=== Data shown ===
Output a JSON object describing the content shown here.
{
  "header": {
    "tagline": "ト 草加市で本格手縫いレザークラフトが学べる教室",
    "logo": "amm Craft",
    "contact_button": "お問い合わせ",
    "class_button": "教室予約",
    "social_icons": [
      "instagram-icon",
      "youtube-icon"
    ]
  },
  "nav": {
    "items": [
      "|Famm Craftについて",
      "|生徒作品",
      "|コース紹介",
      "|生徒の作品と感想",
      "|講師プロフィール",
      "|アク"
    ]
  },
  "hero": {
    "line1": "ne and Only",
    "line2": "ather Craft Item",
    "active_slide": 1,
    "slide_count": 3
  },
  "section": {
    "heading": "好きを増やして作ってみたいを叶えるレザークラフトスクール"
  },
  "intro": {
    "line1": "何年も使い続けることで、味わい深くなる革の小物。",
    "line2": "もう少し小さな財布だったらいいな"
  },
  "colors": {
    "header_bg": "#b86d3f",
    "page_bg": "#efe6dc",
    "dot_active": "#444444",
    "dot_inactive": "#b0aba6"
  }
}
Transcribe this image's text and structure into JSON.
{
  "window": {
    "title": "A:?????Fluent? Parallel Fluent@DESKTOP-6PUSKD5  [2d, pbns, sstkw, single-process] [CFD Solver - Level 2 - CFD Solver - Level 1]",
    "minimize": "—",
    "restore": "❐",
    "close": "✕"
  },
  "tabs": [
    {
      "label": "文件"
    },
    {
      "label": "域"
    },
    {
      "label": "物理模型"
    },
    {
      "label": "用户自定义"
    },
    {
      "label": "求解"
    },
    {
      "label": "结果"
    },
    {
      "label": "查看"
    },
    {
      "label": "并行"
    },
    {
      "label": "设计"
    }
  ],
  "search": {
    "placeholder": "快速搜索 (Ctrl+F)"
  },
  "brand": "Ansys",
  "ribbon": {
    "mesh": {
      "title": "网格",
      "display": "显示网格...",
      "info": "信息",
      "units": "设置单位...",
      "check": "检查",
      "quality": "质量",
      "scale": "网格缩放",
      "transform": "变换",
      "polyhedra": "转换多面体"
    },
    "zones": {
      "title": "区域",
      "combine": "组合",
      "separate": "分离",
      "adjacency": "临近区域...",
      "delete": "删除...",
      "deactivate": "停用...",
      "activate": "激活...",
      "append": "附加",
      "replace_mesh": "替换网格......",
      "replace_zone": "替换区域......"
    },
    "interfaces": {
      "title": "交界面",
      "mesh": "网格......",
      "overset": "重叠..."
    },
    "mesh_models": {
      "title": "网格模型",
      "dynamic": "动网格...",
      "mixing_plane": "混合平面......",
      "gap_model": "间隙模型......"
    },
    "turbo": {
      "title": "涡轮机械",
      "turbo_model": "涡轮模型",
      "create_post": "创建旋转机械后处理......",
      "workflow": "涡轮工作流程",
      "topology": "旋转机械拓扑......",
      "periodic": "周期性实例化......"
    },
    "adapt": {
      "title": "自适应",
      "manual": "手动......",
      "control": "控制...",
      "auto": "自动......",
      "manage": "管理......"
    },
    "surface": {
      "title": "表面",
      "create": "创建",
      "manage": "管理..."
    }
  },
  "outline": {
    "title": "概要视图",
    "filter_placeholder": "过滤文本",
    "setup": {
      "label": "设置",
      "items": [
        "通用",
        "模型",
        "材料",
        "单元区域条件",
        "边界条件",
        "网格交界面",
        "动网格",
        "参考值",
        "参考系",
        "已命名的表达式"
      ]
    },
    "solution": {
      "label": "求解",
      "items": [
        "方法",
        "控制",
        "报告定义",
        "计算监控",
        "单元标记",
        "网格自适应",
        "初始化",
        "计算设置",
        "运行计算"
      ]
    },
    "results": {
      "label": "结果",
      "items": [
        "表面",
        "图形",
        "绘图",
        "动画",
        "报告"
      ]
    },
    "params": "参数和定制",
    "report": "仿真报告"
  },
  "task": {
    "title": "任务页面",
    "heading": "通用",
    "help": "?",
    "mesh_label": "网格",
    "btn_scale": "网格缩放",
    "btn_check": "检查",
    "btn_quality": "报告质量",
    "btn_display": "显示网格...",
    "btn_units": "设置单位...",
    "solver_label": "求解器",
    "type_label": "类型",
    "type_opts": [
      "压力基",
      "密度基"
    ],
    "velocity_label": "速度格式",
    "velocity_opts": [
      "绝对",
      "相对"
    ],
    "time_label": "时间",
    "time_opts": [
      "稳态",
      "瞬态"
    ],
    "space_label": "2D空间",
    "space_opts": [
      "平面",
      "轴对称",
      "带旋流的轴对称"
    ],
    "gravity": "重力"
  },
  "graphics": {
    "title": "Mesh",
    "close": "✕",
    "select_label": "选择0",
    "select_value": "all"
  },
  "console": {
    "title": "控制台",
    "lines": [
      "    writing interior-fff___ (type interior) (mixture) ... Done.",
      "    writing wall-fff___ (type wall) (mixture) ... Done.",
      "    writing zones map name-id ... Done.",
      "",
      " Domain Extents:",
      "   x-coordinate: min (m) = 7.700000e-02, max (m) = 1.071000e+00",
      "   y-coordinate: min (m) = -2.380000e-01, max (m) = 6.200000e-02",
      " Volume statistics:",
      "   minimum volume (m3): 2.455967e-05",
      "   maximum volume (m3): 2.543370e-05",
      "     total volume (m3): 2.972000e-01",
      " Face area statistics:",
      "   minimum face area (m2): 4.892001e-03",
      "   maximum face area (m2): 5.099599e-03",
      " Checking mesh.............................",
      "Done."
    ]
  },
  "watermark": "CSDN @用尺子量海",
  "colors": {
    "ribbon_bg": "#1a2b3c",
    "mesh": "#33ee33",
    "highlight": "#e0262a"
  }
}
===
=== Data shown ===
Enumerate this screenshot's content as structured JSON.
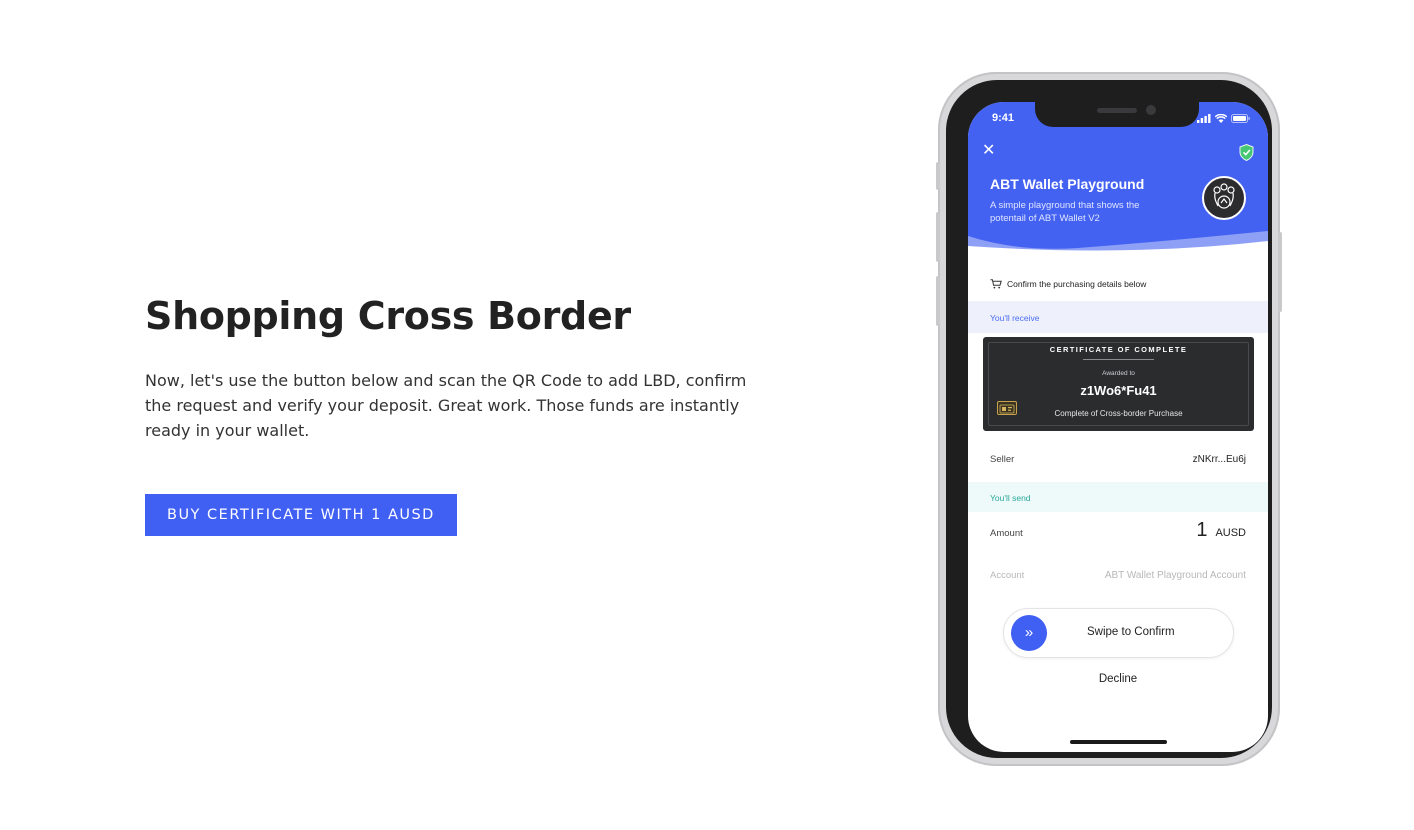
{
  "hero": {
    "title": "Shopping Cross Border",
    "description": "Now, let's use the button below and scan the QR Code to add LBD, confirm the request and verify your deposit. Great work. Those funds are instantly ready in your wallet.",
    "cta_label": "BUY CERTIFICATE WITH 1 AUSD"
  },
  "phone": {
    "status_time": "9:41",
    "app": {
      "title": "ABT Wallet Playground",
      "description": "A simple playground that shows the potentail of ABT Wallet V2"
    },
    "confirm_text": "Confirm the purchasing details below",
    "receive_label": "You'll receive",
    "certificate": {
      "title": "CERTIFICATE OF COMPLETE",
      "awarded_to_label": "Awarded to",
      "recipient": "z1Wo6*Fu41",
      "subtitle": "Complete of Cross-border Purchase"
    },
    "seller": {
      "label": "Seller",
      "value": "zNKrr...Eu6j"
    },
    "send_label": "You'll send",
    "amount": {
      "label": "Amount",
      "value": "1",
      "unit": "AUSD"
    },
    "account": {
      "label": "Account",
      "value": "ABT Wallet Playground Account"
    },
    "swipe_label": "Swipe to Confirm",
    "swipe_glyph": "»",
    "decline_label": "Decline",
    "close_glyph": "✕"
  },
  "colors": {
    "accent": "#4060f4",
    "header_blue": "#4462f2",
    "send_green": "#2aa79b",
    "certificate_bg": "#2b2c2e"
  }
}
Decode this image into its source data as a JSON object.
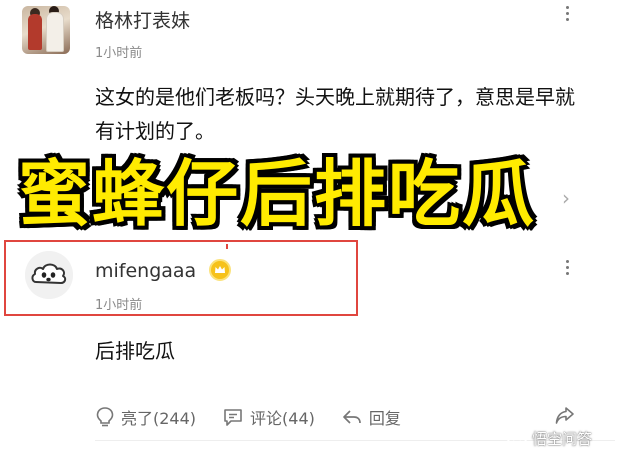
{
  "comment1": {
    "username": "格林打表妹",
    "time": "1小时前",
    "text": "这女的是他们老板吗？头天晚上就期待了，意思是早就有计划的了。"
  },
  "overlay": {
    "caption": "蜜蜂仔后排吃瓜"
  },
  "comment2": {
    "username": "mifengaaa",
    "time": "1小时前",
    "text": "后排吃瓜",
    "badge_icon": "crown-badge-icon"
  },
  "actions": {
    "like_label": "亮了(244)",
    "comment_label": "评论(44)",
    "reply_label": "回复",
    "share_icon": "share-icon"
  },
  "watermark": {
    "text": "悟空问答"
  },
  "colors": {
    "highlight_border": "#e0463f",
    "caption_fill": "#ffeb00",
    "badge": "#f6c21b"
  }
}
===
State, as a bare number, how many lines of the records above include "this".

* [The answer]
3